--- RECORDS FOR THIS EXERCISE ---

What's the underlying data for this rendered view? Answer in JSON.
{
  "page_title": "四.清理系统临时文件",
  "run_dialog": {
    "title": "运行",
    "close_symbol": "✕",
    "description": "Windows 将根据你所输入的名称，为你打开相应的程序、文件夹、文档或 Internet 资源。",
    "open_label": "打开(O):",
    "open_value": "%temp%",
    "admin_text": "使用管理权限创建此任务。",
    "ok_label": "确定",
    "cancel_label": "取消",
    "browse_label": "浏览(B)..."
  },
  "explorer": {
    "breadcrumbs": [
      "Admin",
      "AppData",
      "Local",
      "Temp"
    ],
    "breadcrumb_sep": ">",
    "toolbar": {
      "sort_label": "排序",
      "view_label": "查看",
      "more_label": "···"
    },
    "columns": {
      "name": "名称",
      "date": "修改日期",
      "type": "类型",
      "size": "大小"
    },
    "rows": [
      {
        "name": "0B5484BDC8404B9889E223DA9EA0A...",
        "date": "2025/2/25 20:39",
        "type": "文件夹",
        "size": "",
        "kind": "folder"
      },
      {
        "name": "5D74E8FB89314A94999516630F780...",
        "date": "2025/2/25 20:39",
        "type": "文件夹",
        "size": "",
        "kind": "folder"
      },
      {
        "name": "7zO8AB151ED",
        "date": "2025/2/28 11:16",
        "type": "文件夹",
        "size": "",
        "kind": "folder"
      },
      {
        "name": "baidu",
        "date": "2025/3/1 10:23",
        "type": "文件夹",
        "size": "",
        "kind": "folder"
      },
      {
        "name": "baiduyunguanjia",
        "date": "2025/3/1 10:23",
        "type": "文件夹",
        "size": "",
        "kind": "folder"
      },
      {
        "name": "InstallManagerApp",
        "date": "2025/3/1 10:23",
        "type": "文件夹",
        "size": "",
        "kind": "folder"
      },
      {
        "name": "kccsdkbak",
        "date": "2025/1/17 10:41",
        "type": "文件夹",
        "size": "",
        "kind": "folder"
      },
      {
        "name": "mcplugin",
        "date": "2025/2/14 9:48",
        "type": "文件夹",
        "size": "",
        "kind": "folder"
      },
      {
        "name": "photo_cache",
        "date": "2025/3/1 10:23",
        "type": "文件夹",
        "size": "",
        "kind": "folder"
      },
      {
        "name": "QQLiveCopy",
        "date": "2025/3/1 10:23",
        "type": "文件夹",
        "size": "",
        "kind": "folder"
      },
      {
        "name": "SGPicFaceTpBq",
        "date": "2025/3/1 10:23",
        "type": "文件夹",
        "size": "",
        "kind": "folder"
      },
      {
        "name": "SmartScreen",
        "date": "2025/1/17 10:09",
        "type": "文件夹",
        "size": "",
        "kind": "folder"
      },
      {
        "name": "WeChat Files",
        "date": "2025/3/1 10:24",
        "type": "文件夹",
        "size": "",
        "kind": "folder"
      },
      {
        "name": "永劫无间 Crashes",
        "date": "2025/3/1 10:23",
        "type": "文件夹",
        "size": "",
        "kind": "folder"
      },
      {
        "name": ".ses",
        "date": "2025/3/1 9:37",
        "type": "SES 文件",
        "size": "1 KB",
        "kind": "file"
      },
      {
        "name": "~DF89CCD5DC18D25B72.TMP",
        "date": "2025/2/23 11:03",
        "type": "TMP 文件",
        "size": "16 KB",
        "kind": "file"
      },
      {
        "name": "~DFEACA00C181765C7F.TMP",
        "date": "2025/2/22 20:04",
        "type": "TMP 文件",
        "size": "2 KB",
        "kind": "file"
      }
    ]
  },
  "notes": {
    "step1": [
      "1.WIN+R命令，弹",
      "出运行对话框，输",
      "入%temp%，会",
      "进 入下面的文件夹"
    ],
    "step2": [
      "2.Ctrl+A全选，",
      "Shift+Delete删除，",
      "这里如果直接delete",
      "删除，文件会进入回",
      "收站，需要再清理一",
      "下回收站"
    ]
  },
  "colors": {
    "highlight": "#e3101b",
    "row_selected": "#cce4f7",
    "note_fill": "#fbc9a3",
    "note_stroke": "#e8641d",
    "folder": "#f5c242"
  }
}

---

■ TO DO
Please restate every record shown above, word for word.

■ EXERCISE RESPONSE
What's the underlying data for this rendered view? Answer in JSON.
{
  "page_title": "四.清理系统临时文件",
  "run_dialog": {
    "title": "运行",
    "close_symbol": "✕",
    "description": "Windows 将根据你所输入的名称，为你打开相应的程序、文件夹、文档或 Internet 资源。",
    "open_label": "打开(O):",
    "open_value": "%temp%",
    "admin_text": "使用管理权限创建此任务。",
    "ok_label": "确定",
    "cancel_label": "取消",
    "browse_label": "浏览(B)..."
  },
  "explorer": {
    "breadcrumbs": [
      "Admin",
      "AppData",
      "Local",
      "Temp"
    ],
    "breadcrumb_sep": ">",
    "toolbar": {
      "sort_label": "排序",
      "view_label": "查看",
      "more_label": "···"
    },
    "columns": {
      "name": "名称",
      "date": "修改日期",
      "type": "类型",
      "size": "大小"
    },
    "rows": [
      {
        "name": "0B5484BDC8404B9889E223DA9EA0A...",
        "date": "2025/2/25 20:39",
        "type": "文件夹",
        "size": "",
        "kind": "folder"
      },
      {
        "name": "5D74E8FB89314A94999516630F780...",
        "date": "2025/2/25 20:39",
        "type": "文件夹",
        "size": "",
        "kind": "folder"
      },
      {
        "name": "7zO8AB151ED",
        "date": "2025/2/28 11:16",
        "type": "文件夹",
        "size": "",
        "kind": "folder"
      },
      {
        "name": "baidu",
        "date": "2025/3/1 10:23",
        "type": "文件夹",
        "size": "",
        "kind": "folder"
      },
      {
        "name": "baiduyunguanjia",
        "date": "2025/3/1 10:23",
        "type": "文件夹",
        "size": "",
        "kind": "folder"
      },
      {
        "name": "InstallManagerApp",
        "date": "2025/3/1 10:23",
        "type": "文件夹",
        "size": "",
        "kind": "folder"
      },
      {
        "name": "kccsdkbak",
        "date": "2025/1/17 10:41",
        "type": "文件夹",
        "size": "",
        "kind": "folder"
      },
      {
        "name": "mcplugin",
        "date": "2025/2/14 9:48",
        "type": "文件夹",
        "size": "",
        "kind": "folder"
      },
      {
        "name": "photo_cache",
        "date": "2025/3/1 10:23",
        "type": "文件夹",
        "size": "",
        "kind": "folder"
      },
      {
        "name": "QQLiveCopy",
        "date": "2025/3/1 10:23",
        "type": "文件夹",
        "size": "",
        "kind": "folder"
      },
      {
        "name": "SGPicFaceTpBq",
        "date": "2025/3/1 10:23",
        "type": "文件夹",
        "size": "",
        "kind": "folder"
      },
      {
        "name": "SmartScreen",
        "date": "2025/1/17 10:09",
        "type": "文件夹",
        "size": "",
        "kind": "folder"
      },
      {
        "name": "WeChat Files",
        "date": "2025/3/1 10:24",
        "type": "文件夹",
        "size": "",
        "kind": "folder"
      },
      {
        "name": "永劫无间 Crashes",
        "date": "2025/3/1 10:23",
        "type": "文件夹",
        "size": "",
        "kind": "folder"
      },
      {
        "name": ".ses",
        "date": "2025/3/1 9:37",
        "type": "SES 文件",
        "size": "1 KB",
        "kind": "file"
      },
      {
        "name": "~DF89CCD5DC18D25B72.TMP",
        "date": "2025/2/23 11:03",
        "type": "TMP 文件",
        "size": "16 KB",
        "kind": "file"
      },
      {
        "name": "~DFEACA00C181765C7F.TMP",
        "date": "2025/2/22 20:04",
        "type": "TMP 文件",
        "size": "2 KB",
        "kind": "file"
      }
    ]
  },
  "notes": {
    "step1": [
      "1.WIN+R命令，弹",
      "出运行对话框，输",
      "入%temp%，会",
      "进 入下面的文件夹"
    ],
    "step2": [
      "2.Ctrl+A全选，",
      "Shift+Delete删除，",
      "这里如果直接delete",
      "删除，文件会进入回",
      "收站，需要再清理一",
      "下回收站"
    ]
  },
  "colors": {
    "highlight": "#e3101b",
    "row_selected": "#cce4f7",
    "note_fill": "#fbc9a3",
    "note_stroke": "#e8641d",
    "folder": "#f5c242"
  }
}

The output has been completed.